● **Requirement**
All lines of the material below that include the string "name" are to be copied.

* * *

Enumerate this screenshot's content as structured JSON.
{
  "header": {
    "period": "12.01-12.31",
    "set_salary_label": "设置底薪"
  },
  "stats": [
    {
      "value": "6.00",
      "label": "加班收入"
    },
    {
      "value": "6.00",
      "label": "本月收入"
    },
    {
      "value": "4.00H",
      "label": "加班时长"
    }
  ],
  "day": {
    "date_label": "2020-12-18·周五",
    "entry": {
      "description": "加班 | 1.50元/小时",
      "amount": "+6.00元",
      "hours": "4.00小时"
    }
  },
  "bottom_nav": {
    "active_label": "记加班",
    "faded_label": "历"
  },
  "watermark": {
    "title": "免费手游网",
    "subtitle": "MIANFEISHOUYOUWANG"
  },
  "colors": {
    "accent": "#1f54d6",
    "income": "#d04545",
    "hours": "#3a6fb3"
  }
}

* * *

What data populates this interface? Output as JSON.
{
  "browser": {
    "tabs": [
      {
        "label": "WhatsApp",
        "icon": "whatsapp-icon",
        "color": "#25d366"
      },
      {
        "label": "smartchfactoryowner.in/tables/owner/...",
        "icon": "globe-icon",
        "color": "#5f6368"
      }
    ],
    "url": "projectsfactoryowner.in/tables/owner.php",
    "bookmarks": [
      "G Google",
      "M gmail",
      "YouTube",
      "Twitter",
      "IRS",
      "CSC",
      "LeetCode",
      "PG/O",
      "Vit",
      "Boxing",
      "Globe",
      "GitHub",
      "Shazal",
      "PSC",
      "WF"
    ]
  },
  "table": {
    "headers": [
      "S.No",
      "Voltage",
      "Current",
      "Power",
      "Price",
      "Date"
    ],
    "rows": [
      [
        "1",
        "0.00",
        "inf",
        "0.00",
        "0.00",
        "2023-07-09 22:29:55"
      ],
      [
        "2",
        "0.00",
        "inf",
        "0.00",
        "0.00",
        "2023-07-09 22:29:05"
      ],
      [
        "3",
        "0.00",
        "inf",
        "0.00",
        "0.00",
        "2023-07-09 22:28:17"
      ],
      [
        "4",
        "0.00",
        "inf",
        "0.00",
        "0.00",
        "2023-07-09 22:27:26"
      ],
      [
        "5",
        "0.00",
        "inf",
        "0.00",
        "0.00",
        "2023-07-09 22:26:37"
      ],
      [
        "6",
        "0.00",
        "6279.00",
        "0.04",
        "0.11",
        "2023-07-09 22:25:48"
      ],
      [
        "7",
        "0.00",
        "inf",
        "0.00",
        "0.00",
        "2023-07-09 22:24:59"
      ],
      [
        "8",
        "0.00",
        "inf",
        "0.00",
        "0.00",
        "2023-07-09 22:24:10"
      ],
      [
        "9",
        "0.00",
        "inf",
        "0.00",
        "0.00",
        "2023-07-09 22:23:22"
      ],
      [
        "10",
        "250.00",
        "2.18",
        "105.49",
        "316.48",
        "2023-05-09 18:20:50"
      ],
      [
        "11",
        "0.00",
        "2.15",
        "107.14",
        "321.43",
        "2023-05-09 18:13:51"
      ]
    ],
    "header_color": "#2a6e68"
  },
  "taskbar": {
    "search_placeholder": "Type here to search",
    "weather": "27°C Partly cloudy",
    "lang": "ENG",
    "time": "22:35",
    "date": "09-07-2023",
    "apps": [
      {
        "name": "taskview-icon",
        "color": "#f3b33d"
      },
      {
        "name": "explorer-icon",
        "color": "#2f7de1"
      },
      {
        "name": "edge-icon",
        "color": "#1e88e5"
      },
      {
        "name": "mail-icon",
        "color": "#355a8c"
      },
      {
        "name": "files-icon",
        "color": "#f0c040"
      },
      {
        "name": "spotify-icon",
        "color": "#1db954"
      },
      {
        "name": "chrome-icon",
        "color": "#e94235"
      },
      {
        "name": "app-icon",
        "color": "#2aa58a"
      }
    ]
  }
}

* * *

● **Final answer**
        "name": "taskview-icon",
        "name": "explorer-icon",
        "name": "edge-icon",
        "name": "mail-icon",
        "name": "files-icon",
        "name": "spotify-icon",
        "name": "chrome-icon",
        "name": "app-icon",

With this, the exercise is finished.